### What you will do
Quote all lines below exactly. Images stay out.

------ The records ------

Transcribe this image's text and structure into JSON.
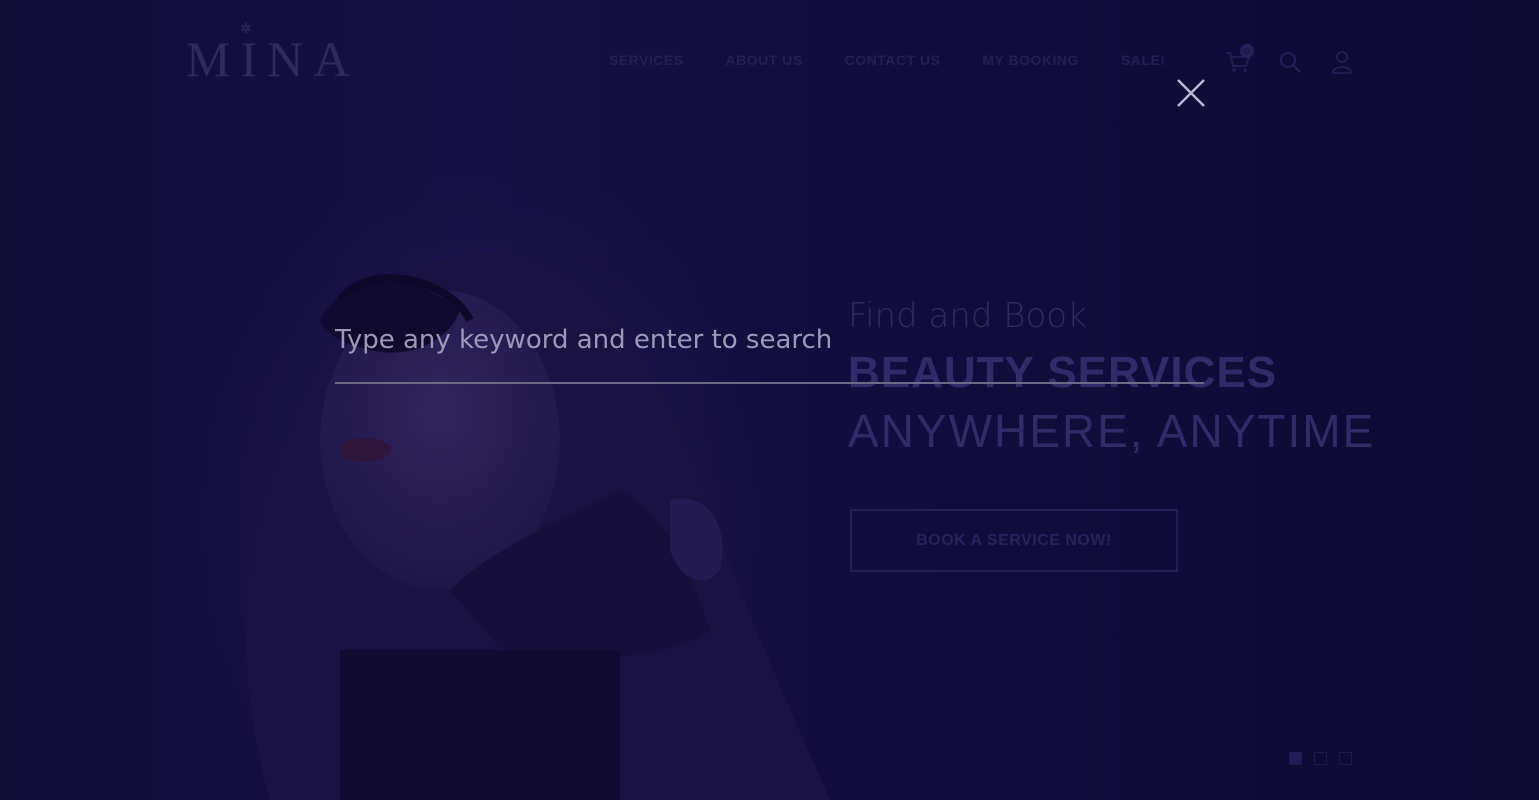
{
  "header": {
    "logo_text": "MINA",
    "nav": [
      {
        "label": "SERVICES"
      },
      {
        "label": "ABOUT US"
      },
      {
        "label": "CONTACT US"
      },
      {
        "label": "MY BOOKING"
      },
      {
        "label": "SALE!"
      }
    ],
    "cart_count": "0",
    "icons": [
      "cart-icon",
      "search-icon",
      "user-icon"
    ]
  },
  "hero": {
    "line1": "Find and Book",
    "line2": "BEAUTY SERVICES",
    "line3": "ANYWHERE, ANYTIME",
    "cta": "BOOK A SERVICE NOW!",
    "slides": 3,
    "active_slide": 1
  },
  "search_overlay": {
    "placeholder": "Type any keyword and enter to search",
    "value": "",
    "close_icon": "close-icon"
  },
  "colors": {
    "background": "#0d0a2c",
    "overlay_text": "#9b99b8",
    "underline": "#6c6a86"
  }
}
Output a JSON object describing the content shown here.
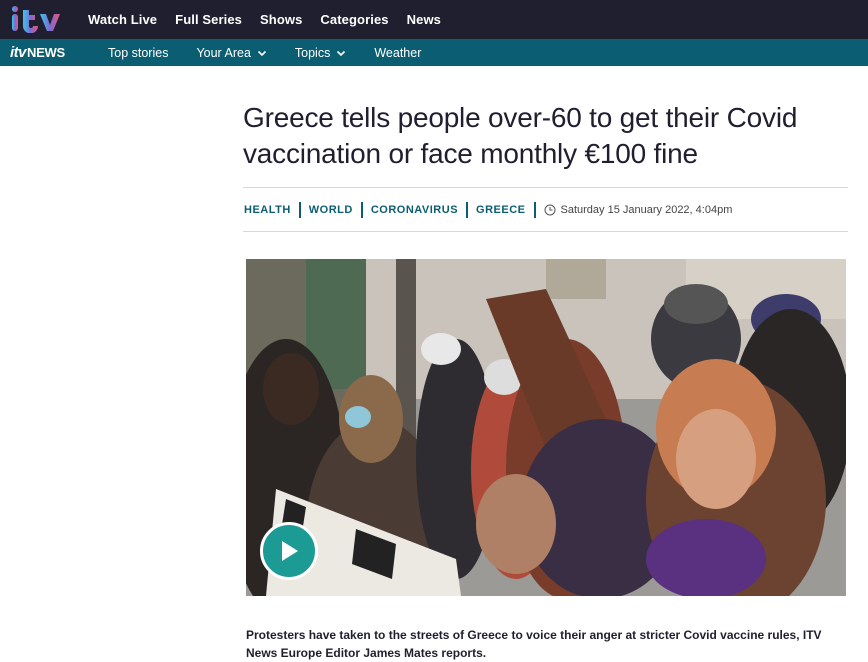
{
  "brand": {
    "logo_text": "itv",
    "news_logo_itv": "itv",
    "news_logo_news": "NEWS"
  },
  "top_nav": [
    "Watch Live",
    "Full Series",
    "Shows",
    "Categories",
    "News"
  ],
  "news_nav": [
    {
      "label": "Top stories",
      "has_dropdown": false
    },
    {
      "label": "Your Area",
      "has_dropdown": true
    },
    {
      "label": "Topics",
      "has_dropdown": true
    },
    {
      "label": "Weather",
      "has_dropdown": false
    }
  ],
  "article": {
    "headline": "Greece tells people over-60 to get their Covid vaccination or face monthly €100 fine",
    "tags": [
      "HEALTH",
      "WORLD",
      "CORONAVIRUS",
      "GREECE"
    ],
    "date": "Saturday 15 January 2022, 4:04pm",
    "caption": "Protesters have taken to the streets of Greece to voice their anger at stricter Covid vaccine rules, ITV News Europe Editor James Mates reports."
  },
  "colors": {
    "top_bar": "#1f1f2f",
    "news_bar": "#0b5e72",
    "accent": "#0b5e72",
    "play_button": "#1c9a94"
  },
  "icons": {
    "clock": "clock-icon",
    "play": "play-icon",
    "chevron": "chevron-down-icon"
  }
}
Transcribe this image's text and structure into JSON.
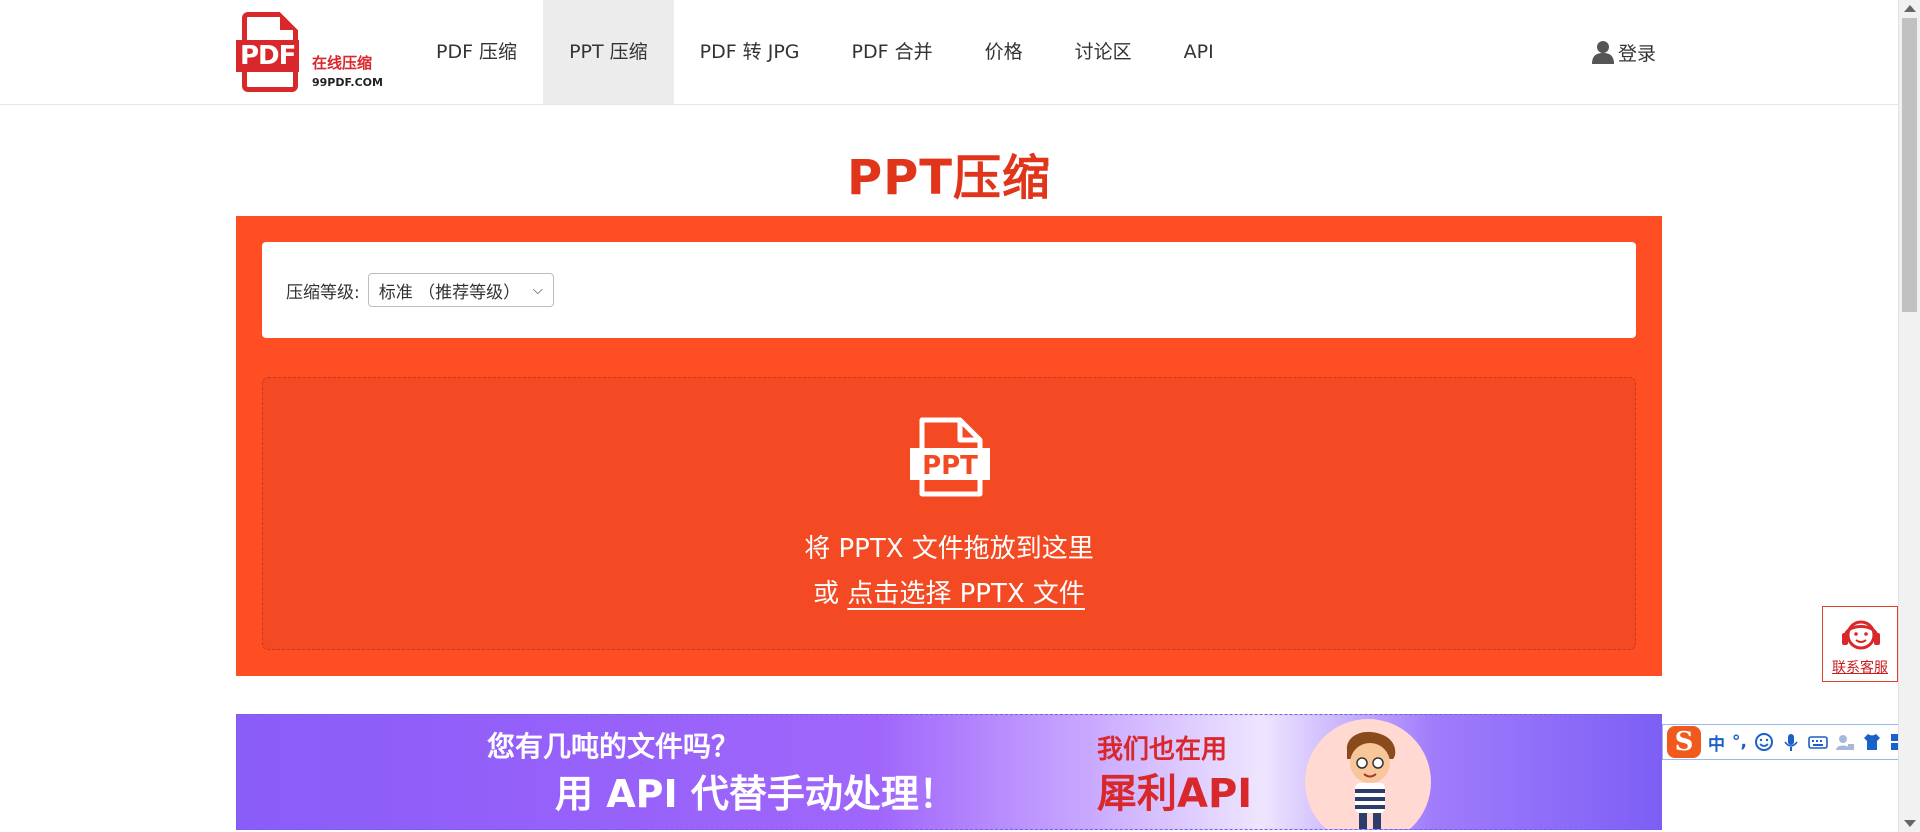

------

### Response area
Transcribe this image's text and structure into JSON.
{
  "header": {
    "logo_text": "MINA",
    "nav": [
      {
        "label": "SERVICES"
      },
      {
        "label": "ABOUT US"
      },
      {
        "label": "CONTACT US"
      },
      {
        "label": "MY BOOKING"
      },
      {
        "label": "SALE!"
      }
    ],
    "cart_count": "0",
    "icons": [
      "cart-icon",
      "search-icon",
      "user-icon"
    ]
  },
  "hero": {
    "line1": "Find and Book",
    "line2": "BEAUTY SERVICES",
    "line3": "ANYWHERE, ANYTIME",
    "cta": "BOOK A SERVICE NOW!",
    "slides": 3,
    "active_slide": 1
  },
  "search_overlay": {
    "placeholder": "Type any keyword and enter to search",
    "value": "",
    "close_icon": "close-icon"
  },
  "colors": {
    "background": "#0d0a2c",
    "overlay_text": "#9b99b8",
    "underline": "#6c6a86"
  }
}
Output a JSON object describing the content shown here.
{
  "brand": {
    "logo_text": "itv",
    "news_logo_itv": "itv",
    "news_logo_news": "NEWS"
  },
  "top_nav": [
    "Watch Live",
    "Full Series",
    "Shows",
    "Categories",
    "News"
  ],
  "news_nav": [
    {
      "label": "Top stories",
      "has_dropdown": false
    },
    {
      "label": "Your Area",
      "has_dropdown": true
    },
    {
      "label": "Topics",
      "has_dropdown": true
    },
    {
      "label": "Weather",
      "has_dropdown": false
    }
  ],
  "article": {
    "headline": "Greece tells people over-60 to get their Covid vaccination or face monthly €100 fine",
    "tags": [
      "HEALTH",
      "WORLD",
      "CORONAVIRUS",
      "GREECE"
    ],
    "date": "Saturday 15 January 2022, 4:04pm",
    "caption": "Protesters have taken to the streets of Greece to voice their anger at stricter Covid vaccine rules, ITV News Europe Editor James Mates reports."
  },
  "colors": {
    "top_bar": "#1f1f2f",
    "news_bar": "#0b5e72",
    "accent": "#0b5e72",
    "play_button": "#1c9a94"
  },
  "icons": {
    "clock": "clock-icon",
    "play": "play-icon",
    "chevron": "chevron-down-icon"
  }
}
Transcribe this image's text and structure into JSON.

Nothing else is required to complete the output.